Many of my friends and family will be waking in a few hours to a very *hot* and dry 4th of July celebrating America’s 239th “Birthday” and separation from Britain. For the better part of my life this date means a neighborhood party with live music, a parade around the block with decorated bikes, wagons, and neighbors sitting in lawn chairs on the curb to cheer as it goes by, and the biggest beef beef I have ever experienced. Year after year. The kitchen would have a 2 or 3 big coolers filled with marinating brisket. To this day my dad holds the record for brisket and my mom can cook a better chicken than anyone. There. I said it. No take backs. The party focused around food and a decent amount of smack talk and ended with blowing stuff up (fireworks). Fun and merriment for the whole family.
This year, however, I am abroad in the Philippines. The 3rd was not a work holiday, I did not get a three-day weekend from Work/ School, and there will be no fireworks. But I did uphold the tradition of barbecue and let me tell you, what I had tonight smoked all y’all right out of the water.
Today’s outing was led by some of the people from work, who like me, had not seen some of the local sights in Cebu. My department supervisor, my HR director and her daughter, and another employee and I went out for an adventure to see Fort San Pedro. The fort turned out to be closed by the time we got there for a State of the City type address in the Independence Square so we ended up at a 150 year old prison and toured around. Our tour guide’s name was Danny Boy. It was a crash course in Cebuano history and the founding of the Philippines. Oh, and the main theme of the outing turned out to be cats. Which I will make a separate post to photos of Filipino cats here.
But the focal point of today. The food. A question I get asked a lot is, “Do you have a ___________ like this where you are from?” and a lot of the time the answer is no. Where we had dinner tonight was one of these instances: an open air restaurant with a butcher case full of meat on sticks and an amazing charcoal grill at the center. Plastic chairs and tables were scattered through out and we ended up seeing a couple small lizards on the all and a stray cat in the restaurant. You picked a tray, filled it with the raw meet on sticks; they cooked it for you and brought it to your table. Squid, the best chicken I have ever had (and the skin was heavenly), pork belly, and a few other things. Everything had an excellent smoky flavor and a succulent crunch from nice charcoal grill marks. Try as you might, I refuse to believe I will ever have grilled meat this tasty again and I know thems fightin’ words. I stand by them.

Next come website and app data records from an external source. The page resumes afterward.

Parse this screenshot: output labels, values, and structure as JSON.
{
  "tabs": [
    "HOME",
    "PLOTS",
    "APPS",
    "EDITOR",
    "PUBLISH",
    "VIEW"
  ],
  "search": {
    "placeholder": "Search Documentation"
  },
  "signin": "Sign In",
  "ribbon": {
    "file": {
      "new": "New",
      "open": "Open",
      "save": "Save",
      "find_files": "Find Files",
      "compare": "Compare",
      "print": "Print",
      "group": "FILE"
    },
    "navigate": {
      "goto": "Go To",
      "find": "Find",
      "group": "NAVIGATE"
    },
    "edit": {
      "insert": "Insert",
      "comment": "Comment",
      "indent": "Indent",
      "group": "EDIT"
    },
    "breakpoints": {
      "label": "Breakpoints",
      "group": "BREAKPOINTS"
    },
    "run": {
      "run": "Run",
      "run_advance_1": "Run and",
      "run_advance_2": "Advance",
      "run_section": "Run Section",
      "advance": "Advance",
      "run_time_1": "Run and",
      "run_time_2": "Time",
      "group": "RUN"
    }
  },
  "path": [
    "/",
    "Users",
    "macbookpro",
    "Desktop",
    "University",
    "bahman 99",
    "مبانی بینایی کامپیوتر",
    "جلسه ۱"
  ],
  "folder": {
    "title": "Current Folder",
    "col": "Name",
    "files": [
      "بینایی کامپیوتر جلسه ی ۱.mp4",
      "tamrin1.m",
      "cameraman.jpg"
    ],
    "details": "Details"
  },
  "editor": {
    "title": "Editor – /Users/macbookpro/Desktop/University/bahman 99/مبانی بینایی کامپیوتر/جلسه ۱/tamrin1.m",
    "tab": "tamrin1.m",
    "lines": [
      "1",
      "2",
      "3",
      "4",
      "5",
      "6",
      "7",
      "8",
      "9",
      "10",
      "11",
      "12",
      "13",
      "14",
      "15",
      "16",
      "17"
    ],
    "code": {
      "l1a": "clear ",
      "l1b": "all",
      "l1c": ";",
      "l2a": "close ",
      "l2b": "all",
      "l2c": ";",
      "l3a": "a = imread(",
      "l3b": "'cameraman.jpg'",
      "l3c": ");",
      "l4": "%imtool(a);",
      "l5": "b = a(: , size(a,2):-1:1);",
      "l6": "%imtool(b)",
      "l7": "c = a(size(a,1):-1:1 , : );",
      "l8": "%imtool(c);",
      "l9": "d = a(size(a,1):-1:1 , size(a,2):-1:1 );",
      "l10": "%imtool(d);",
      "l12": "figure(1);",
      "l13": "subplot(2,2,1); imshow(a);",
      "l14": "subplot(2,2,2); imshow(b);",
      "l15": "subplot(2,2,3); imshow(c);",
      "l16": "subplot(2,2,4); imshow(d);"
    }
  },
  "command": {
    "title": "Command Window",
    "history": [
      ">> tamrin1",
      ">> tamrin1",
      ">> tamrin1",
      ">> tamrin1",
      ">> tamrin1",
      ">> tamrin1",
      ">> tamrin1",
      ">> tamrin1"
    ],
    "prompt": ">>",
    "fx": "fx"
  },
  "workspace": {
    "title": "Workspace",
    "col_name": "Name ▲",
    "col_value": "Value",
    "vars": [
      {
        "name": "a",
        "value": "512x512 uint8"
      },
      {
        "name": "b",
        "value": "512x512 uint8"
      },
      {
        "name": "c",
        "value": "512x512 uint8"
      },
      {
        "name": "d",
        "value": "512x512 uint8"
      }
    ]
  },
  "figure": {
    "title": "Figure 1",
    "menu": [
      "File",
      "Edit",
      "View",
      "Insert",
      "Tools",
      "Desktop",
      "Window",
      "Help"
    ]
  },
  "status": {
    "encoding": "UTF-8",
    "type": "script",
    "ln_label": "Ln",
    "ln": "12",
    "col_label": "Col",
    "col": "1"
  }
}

The more adventurous take on meat on sticks is a street vendor with a small charcoal grill cooking food on the side of the road for a few pesos a stick. I’m sure on my way to or from work I’ll have to try the “street food” version as a comparison this week. But. Damn. Still on the fence about how good this barbecue was? To all my American readers: It was better than bacon. Or anything you can wrap in bacon. If there’s one place for food I’ve been that I want to go back to, it’s this place. And yes I looked it up. It’s called AA’s. I would like to raise my grilled squid on a stick to the importance of food. Everyone’s got to eat. So you might as well eat it off a stick.